Copy each entry below verbatim. Skip the pictures.

───── DATA SUPPLIED

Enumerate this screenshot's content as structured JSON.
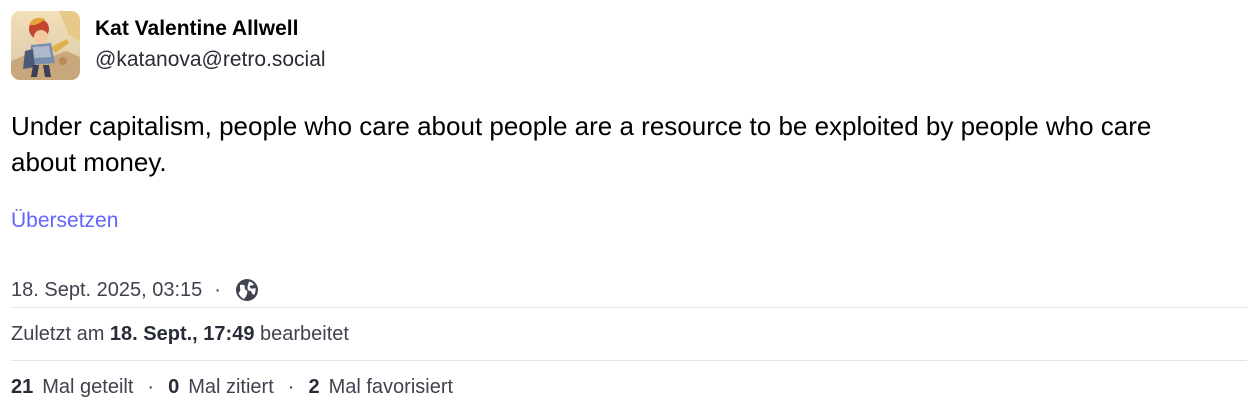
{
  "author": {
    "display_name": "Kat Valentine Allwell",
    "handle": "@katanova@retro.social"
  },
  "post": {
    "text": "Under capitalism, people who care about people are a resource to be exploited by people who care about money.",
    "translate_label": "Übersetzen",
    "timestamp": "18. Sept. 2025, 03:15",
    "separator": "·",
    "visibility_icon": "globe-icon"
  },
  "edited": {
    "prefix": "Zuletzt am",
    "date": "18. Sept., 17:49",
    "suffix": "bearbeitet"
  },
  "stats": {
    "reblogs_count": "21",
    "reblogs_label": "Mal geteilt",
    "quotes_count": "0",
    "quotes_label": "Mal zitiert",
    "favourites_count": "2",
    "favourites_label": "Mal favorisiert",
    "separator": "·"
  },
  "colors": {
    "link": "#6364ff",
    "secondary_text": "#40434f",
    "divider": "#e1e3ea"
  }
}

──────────

EXERCISE SOLUTION
Enumerate this screenshot's content as structured JSON.
{
  "author": {
    "display_name": "Kat Valentine Allwell",
    "handle": "@katanova@retro.social"
  },
  "post": {
    "text": "Under capitalism, people who care about people are a resource to be exploited by people who care about money.",
    "translate_label": "Übersetzen",
    "timestamp": "18. Sept. 2025, 03:15",
    "separator": "·",
    "visibility_icon": "globe-icon"
  },
  "edited": {
    "prefix": "Zuletzt am",
    "date": "18. Sept., 17:49",
    "suffix": "bearbeitet"
  },
  "stats": {
    "reblogs_count": "21",
    "reblogs_label": "Mal geteilt",
    "quotes_count": "0",
    "quotes_label": "Mal zitiert",
    "favourites_count": "2",
    "favourites_label": "Mal favorisiert",
    "separator": "·"
  },
  "colors": {
    "link": "#6364ff",
    "secondary_text": "#40434f",
    "divider": "#e1e3ea"
  }
}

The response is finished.